Combined Sewer Overflows (CSO)

The Combined Sewer Overflow Map on this page gives the approximate locations of the Defiance combined sewer overflow outfall sites. The triangles represent sites with real-time monitored data and the circles represent sites with real-time modeled data. If the site icon is red, an overflow has been detected or modeled to occur and will remain red for 24 hours after the discharge event has ended. The icons are updated every 5 minutes.

If any icon is red the following areas may be affected:

  • Auglaize River
  • Maumee River
  • Ditch to Auglaize River
  • Preston Run
  • Riverside Park, Pontiac Park, Library/Fort Grounds, and Kingsbury Park.

If you hover over an icon with the cursor, the outfall name, water body the discharge affects, and date/time discharge started will appear. If you click on an icon a dropdown screen will appear that allows you to download a file with overflow event duration and volumes for a chosen time period based on the system model.

Combined Sewer Overflow Diagram

Combined sewers are sanitary wastewater and stormwater runoff that are collected in the same sewer. The combined flow is then transported to the Wastewater Treatment Plant. Sometimes when it rains, combined sewers do not have enough capacity to carry all the flow to the Wastewater Treatment Plant. In these situations, a portion of the untreated wastewater discharges into the Maumee or Auglaize River, creating a combined sewer overflow (CSO). These overflows help to minimize backups in homeowner basements during heavy rainfalls.

Long Term Control Plan

The City is currently working with the Ohio Environmental Protection Agency (OEPA) on a Long Term Control Plan (LTCP) to reduce the amount of CSOs discharged during heavy rainfalls. Over the last 10 years, the City has removed 16 CSOs but still has 28 that remain active. Although 28 remain, the City has done several projects to reduce the amount of overflows.

How to Make a Difference

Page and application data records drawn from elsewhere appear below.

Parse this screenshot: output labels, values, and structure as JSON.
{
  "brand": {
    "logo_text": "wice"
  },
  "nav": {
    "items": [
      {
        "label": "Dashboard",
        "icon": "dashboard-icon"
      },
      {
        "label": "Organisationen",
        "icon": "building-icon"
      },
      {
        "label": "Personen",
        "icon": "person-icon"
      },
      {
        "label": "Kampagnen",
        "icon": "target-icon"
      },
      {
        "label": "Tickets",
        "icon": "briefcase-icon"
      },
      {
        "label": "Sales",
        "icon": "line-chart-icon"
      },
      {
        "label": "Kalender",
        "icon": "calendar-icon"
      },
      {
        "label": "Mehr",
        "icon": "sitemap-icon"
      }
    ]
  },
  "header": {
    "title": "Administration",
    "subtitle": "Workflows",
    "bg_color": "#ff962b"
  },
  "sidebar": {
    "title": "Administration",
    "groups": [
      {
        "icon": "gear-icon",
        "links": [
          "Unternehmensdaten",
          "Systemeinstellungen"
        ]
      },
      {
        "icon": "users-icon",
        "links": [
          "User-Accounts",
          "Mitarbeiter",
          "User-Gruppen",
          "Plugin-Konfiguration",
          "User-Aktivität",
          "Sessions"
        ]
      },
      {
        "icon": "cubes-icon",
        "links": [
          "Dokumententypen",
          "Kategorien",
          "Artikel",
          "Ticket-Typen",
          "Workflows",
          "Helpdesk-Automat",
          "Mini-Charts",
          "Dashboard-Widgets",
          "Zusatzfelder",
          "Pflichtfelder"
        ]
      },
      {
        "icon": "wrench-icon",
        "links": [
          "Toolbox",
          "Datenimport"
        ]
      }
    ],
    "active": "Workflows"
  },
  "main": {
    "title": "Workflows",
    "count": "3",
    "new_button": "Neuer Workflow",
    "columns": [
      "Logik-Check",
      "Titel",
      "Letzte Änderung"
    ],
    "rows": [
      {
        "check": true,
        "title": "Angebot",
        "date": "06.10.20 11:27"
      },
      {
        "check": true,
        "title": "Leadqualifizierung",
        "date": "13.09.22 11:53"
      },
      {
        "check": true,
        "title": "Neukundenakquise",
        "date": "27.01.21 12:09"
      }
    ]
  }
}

  • Remove downspouts from discharging into the sanitary sewer allowing storm water to "splash" on the ground.
  • Avoid using excess water during rain events. For example: avoid doing laundry.
  • Do not discard your grease into the drain. Scrape the grease into a can and dispose of it in the trash. Grease will build up in sewer lines restricting the flows.
  • Do not dispose of any wipes or feminine products in the toilet. These do not breakdown and can build up causing an obstruction.
  • Visit the Land to Lake website for information on landscaping projects that help control stormwater.